Kubo and the Two Strings review

The opening act of Kubo and the Two Strings is some of the finest film making I've ever seen, truly transcendent cinema that holds your attention in a vice like grip throughout, bursting at the seams with the kind of imagination and beauty and craftsmanship that you rarely get to see. From an awe-inspiring sequence that sees Kubo's mother sailing through impossibly rough seas, to a charming scene that sees Kubo using his magic, his music and his origami to tell tales to an enraptured village, Kubo and the Two Strings instantly marks itself out as something different in the best possible way, all before the plot is even set in motion.

We follow Kubo, a young boy with one eye who is living in hiding with his mother after his grandfather tried to blind him as a baby. Kubo, like his mother and the rest of her family, has magical powers - his are best expressed through his instrument, a three stringed guitar that he uses to stage small street performances that tell the story of a great warrior named Hanzo using magically animated origami. However, after the rest of his mothers family find him, Kubo must travel far and wide to locate and unite three mystical artifacts that will give him the power to defeat his grandfather.

It's a film with a great deal on its mind, approaching topics such as loss and legacy, but the unifying theme behind it all is the idea that memories are ultimately the most important thing we have, whether they be the memories we have of other people or other peoples memories of us. They define who we are, and help us live on long after we're gone - without them, we may as well not exist.

It is musings like this that help make Kubo and the Two Strings feel significantly more mature than the standard kids film, a feeling only reinforced by the films willingness to move at its own leisurely pace, to be what it wants to be. You never get the sense that any aspect of Kubo and the Two Strings came from feedback from test screenings, or uneasy compromises with executives - instead, Kubo and the Two Strings feels very much like the director had full creative control throughout, a level of artistic integrity that sadly seems to be something of a rarity now.

And believe me, Kubo and the Two Strings is most certainly art.

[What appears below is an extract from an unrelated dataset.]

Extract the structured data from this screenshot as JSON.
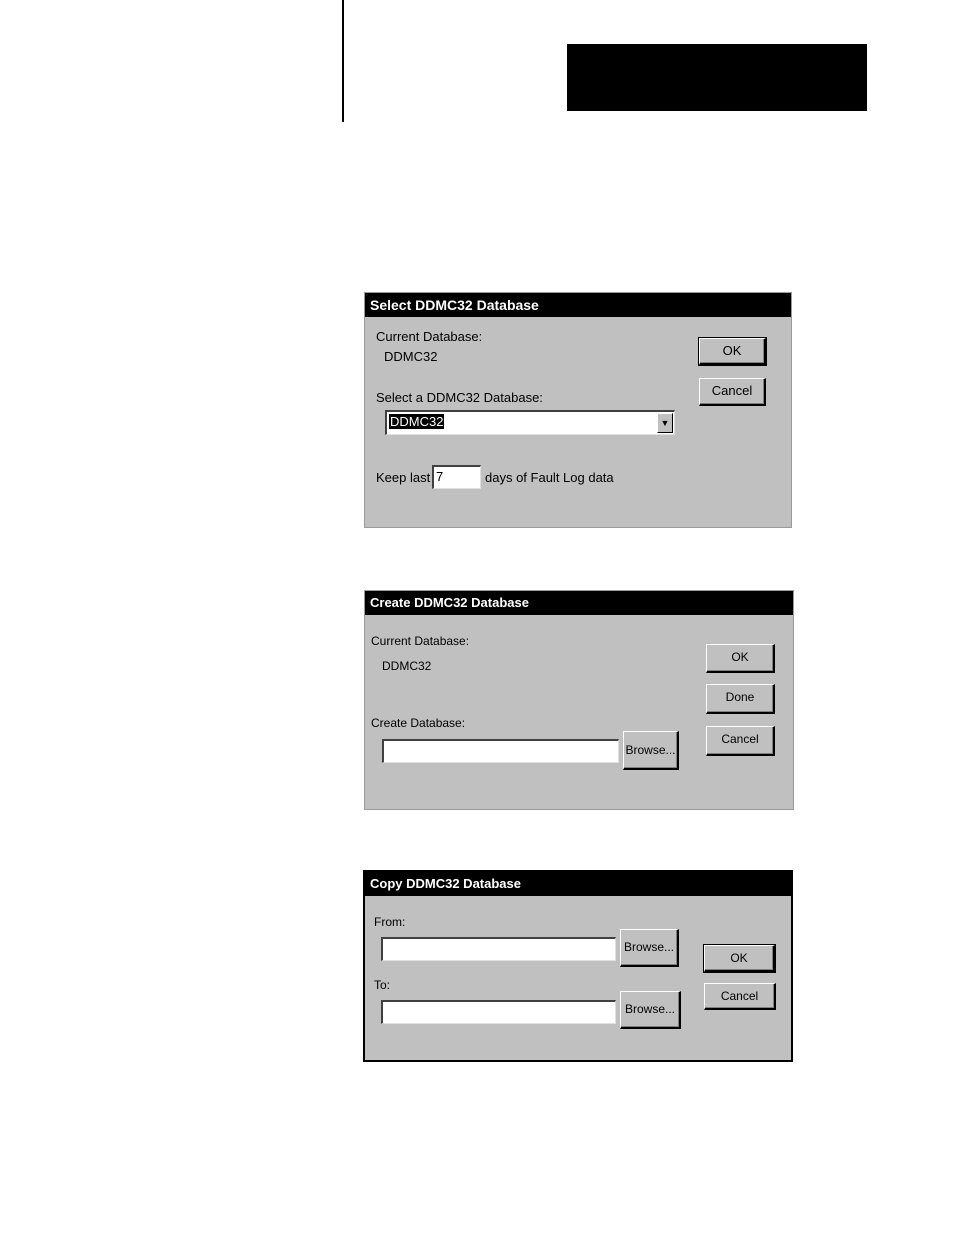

Visually, the film is flawless - there isn't a frame of this movie that wouldn't make for a beautiful wall hanging, and not just thanks to the highly stylised stop-motion animation and consistently impressive cinematography. The obviously Eastern influenced design of the characters and world they inhabit is a joy to behold, adding a sense of authenticity to the films mythology, itself interacting with and reinforcing the aforementioned themes of Kubo and the Two Strings.

But none of this stops Kubo and the Two Strings from being a film suitable for those of all ages. Yes, there is a refreshing amount of depth here, but it's never presented in a way that will alienate children. And yes, there are some very broad comedic moments here too, but they never distract from what Kubo and the Two Strings is doing. It's a film that very carefully balances the interests of its younger audience with its older - the very balancing act that has made Pixar and Studio Ghibli as successful as they are - and the result is a movie never seems as if it's pitching something at the wrong level.

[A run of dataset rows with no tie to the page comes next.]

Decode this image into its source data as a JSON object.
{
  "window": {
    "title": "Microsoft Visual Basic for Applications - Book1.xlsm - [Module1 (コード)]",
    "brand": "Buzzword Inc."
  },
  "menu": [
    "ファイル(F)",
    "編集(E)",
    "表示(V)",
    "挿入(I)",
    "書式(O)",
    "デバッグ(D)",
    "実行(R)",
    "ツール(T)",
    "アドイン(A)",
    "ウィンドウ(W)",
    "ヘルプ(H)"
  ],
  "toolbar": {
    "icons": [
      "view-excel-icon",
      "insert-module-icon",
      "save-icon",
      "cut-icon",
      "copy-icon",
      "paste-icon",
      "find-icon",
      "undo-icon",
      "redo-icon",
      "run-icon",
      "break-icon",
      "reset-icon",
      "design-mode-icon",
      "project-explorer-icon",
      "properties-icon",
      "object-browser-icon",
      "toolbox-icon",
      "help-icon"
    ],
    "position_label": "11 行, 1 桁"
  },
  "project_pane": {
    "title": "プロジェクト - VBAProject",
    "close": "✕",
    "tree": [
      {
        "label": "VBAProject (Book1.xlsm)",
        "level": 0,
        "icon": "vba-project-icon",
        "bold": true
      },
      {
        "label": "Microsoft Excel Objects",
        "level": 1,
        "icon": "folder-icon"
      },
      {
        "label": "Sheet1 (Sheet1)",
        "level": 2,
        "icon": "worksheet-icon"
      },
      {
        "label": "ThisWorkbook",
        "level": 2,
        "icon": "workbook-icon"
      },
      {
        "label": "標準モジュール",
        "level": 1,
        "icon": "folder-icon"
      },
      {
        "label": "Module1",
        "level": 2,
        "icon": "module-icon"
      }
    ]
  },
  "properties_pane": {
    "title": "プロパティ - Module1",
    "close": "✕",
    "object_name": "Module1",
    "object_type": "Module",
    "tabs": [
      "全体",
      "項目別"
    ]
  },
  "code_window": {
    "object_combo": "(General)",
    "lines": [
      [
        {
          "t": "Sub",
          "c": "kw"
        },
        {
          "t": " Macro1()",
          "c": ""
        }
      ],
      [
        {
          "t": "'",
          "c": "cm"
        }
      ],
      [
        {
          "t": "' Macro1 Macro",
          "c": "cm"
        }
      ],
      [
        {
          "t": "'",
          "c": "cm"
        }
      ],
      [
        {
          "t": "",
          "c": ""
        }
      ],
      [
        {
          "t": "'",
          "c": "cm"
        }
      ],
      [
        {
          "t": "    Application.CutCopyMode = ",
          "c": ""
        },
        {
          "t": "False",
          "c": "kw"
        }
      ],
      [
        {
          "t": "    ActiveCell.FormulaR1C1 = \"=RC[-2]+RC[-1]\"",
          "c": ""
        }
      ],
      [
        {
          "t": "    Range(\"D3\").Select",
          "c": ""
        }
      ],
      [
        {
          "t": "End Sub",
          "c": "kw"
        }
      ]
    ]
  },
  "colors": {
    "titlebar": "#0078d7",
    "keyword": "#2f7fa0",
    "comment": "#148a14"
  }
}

In fact, Kubo and the Two Strings only has one real flaw - a plot that feels just a little by-the-numbers when compared to every other aspect of the movie. This wouldn't matter as much as it feels like it does if Kubo and the Two Strings didn't have such a strong opening, but an unfortunate side effect of an opening this great is that it becomes very hard to reach those same heights when the plot starts in earnest. Still, I can count on one hand the number of films that would be able to live up to the opening presented to us here, so it's hard to hold that against the film too much.

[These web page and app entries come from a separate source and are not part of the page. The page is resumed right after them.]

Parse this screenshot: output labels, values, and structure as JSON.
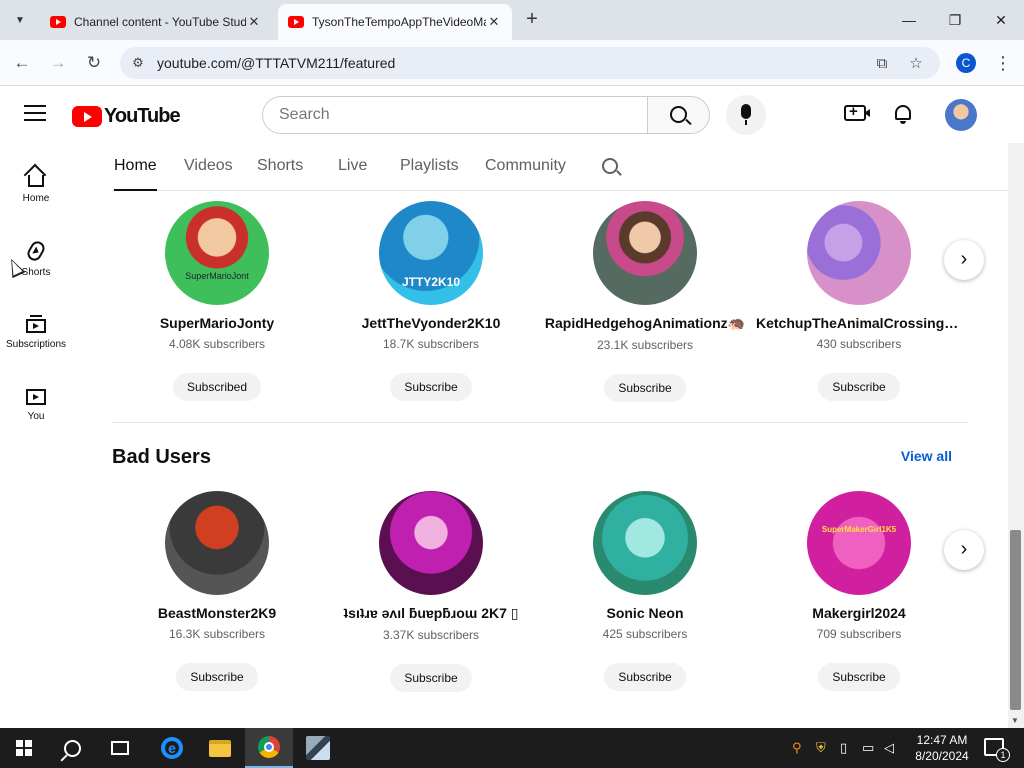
{
  "browser": {
    "tabs": [
      {
        "title": "Channel content - YouTube Studio",
        "active": false
      },
      {
        "title": "TysonTheTempoAppTheVideoMaker - YouTube",
        "active": true
      }
    ],
    "new_tab_icon": "plus-icon",
    "window_controls": [
      "minimize-icon",
      "restore-icon",
      "close-icon"
    ],
    "url": "youtube.com/@TTTATVM211/featured",
    "profile_initial": "C"
  },
  "youtube": {
    "logo_text": "YouTube",
    "search_placeholder": "Search",
    "guide": [
      {
        "label": "Home",
        "icon": "home-icon"
      },
      {
        "label": "Shorts",
        "icon": "shorts-icon"
      },
      {
        "label": "Subscriptions",
        "icon": "subscriptions-icon"
      },
      {
        "label": "You",
        "icon": "you-icon"
      }
    ],
    "channel_tabs": [
      "Home",
      "Videos",
      "Shorts",
      "Live",
      "Playlists",
      "Community"
    ],
    "active_tab": "Home",
    "shelf1": {
      "channels": [
        {
          "name": "SuperMarioJonty",
          "subscribers": "4.08K subscribers",
          "button": "Subscribed",
          "avatar_text": "SuperMarioJont"
        },
        {
          "name": "JettTheVyonder2K10",
          "subscribers": "18.7K subscribers",
          "button": "Subscribe",
          "avatar_text": "JTTY2K10"
        },
        {
          "name": "RapidHedgehogAnimationz🦔",
          "subscribers": "23.1K subscribers",
          "button": "Subscribe",
          "avatar_text": ""
        },
        {
          "name": "KetchupTheAnimalCrossingLu...",
          "subscribers": "430 subscribers",
          "button": "Subscribe",
          "avatar_text": ""
        }
      ]
    },
    "shelf2": {
      "title": "Bad Users",
      "view_all": "View all",
      "channels": [
        {
          "name": "BeastMonster2K9",
          "subscribers": "16.3K subscribers",
          "button": "Subscribe",
          "avatar_text": ""
        },
        {
          "name": "ʇsıʇɹɐ ǝʌıl ƃuɐpƃɹoɯ 2K7 ▯",
          "subscribers": "3.37K subscribers",
          "button": "Subscribe",
          "avatar_text": ""
        },
        {
          "name": "Sonic Neon",
          "subscribers": "425 subscribers",
          "button": "Subscribe",
          "avatar_text": ""
        },
        {
          "name": "Makergirl2024",
          "subscribers": "709 subscribers",
          "button": "Subscribe",
          "avatar_text": "SuperMakerGirl1K5"
        }
      ]
    }
  },
  "taskbar": {
    "time": "12:47 AM",
    "date": "8/20/2024",
    "notification_count": "1"
  },
  "colors": {
    "youtube_red": "#ff0000",
    "link_blue": "#065fd4",
    "taskbar_bg": "#1c1c1c"
  }
}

Which means that ultimately, Kubo and the Two Strings is nothing less than an incredibly well-made film, a wholly original experience that has left me with a thirst to track down as much as I can from production company Laika. 2016 may have seen the release of a surprising amount of quality children's films - Zootropolis, The BFG, Pete's Dragon - but I don't think we'll be talking about those come the end of the year. We'll be talking about Kubo and the Two Strings.

No comments :

Post a Comment